EPHRAIM — Every Brilliant Thing, by Duncan Macmillan with Jonny Donahoe, will be presented for a one-time, one-hour performance on Wednesday, Feb. 5, at 4 p.m., in the Jorgensen Concert Hall, Eccles Center for the Performing Arts, 300 East Center, Ephraim.
Admission is free, but tickets are required and open to the public. This performance is not recommended for those under age 14. For tickets, visit www.snow.edu/academics/fineart/ or call (435) 283-7472.
Don’t miss this one time showing of the Shakespeare Festival production of “Every Brilliant Thing” (EBT). This funny and moving play shines a light on the effects of suicide, a serious problem in our day and culture.
It is an adult topic, but is handled with warmth and hope.

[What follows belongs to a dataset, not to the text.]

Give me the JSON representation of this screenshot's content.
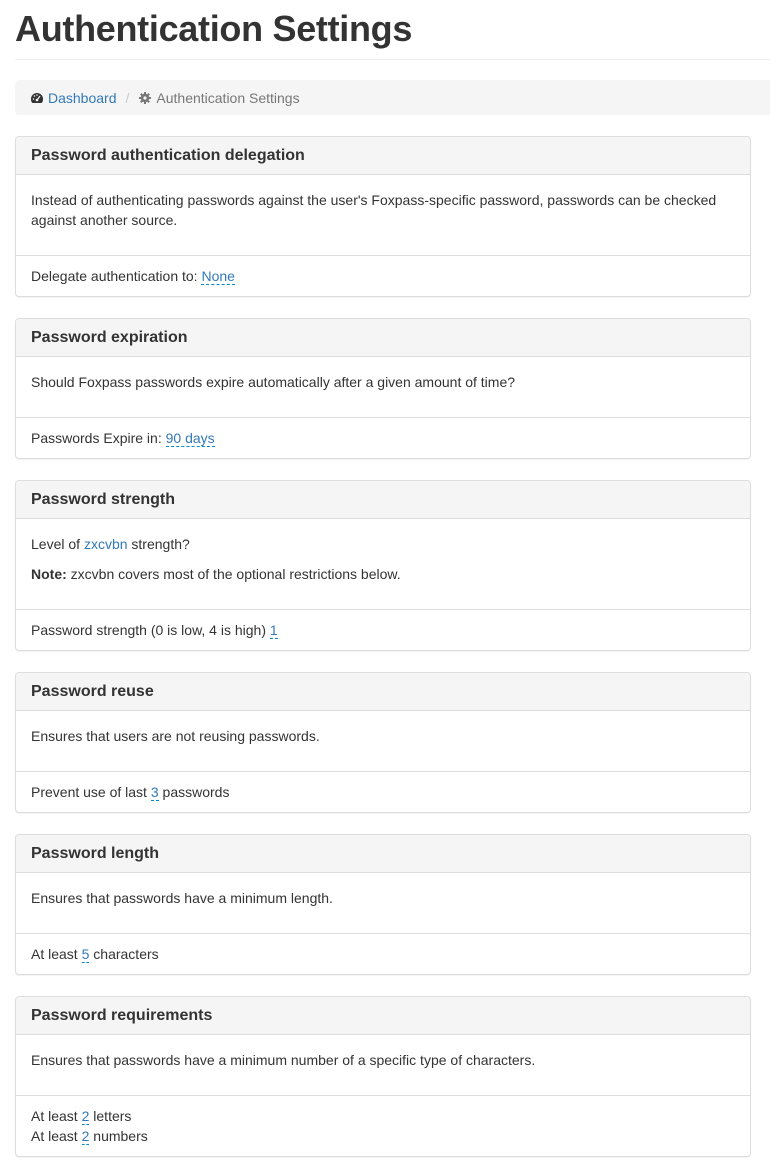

If prepared properly, Every Brilliant Thing is suitable for all audiences and can be a springboard to important discussion among all ages.
This one-time performance is sponsored by Snow College Care Team, Administration, Wellness Center and Student Life.
Audience members learn that when the narrator was a child, his or her mother suffered from depression and attempted suicide. The narrator decided to make a list of all the things that make life worth living to persuade her to live, starting with #1, “ice cream,” and continuing to one million.
This inventive, beautifully rendered theatrical experience is unique in the way the audience becomes a support community for the narrator and gains rich insights along the way about the things hiding in plain sight that make life worthwhile and wonderful.
“I am proud of the effort undertaken by the Utah Shakespeare Festival to perform Every Brilliant Thing at each school within this great state,” said Lieutenant Governor Spencer J. Cox, who has discussed his own struggles with suicidal thoughts as a young man.
“Many youth today do not have adequate support structures and demand our attention and the encouragement from efforts like this,” says Cox. “I believe this production will save lives.”
Utah has the highest rate of suicide for youth 10 to 24 years-old and ranks fifth highest in suicide rates in the nation, according to the Centers for Disease Control and Prevention.
Many students in Utah have been impacted by suicide in some way, and the state has undertaken a variety of measures to reverse this tragic trend.
“The hope is this endeavor starts a conversation and removes the secrets that can cause suffering so healing can be a real possibility for those affected by depression and suicidal thoughts,” says Donn Jersey, Shakespeare Festival director of development and communication. “We are incredibly grateful to our sponsors for making this dream a reality.”
“This is some of the most important work we, as a theatre company, can do,” said Frank Mack, executive producer of the Festival. “While it’s not treatment, artistic experiences that so powerfully say ‘yes’ to life can have a profound impact.”
“When we see someone else’s story, it can help us reflect on our circumstances in completely new and different ways,” Mack said. “When young people see, in a marvelously creative and theatrical way, one million reasons to live, it will help shed light on what’s most positive. Live theatre can do this like nothing else.”
Through the support of the State of Utah, Department of Heritage and Arts, Utah Department of Arts and Museums, Rural Health Division of Southern Utah, Southern Utah University, Ashton Family Foundation and Hemingway Foundation, there will be no charge to the school or students.
Materials and information on how others can get help will be available after the performance.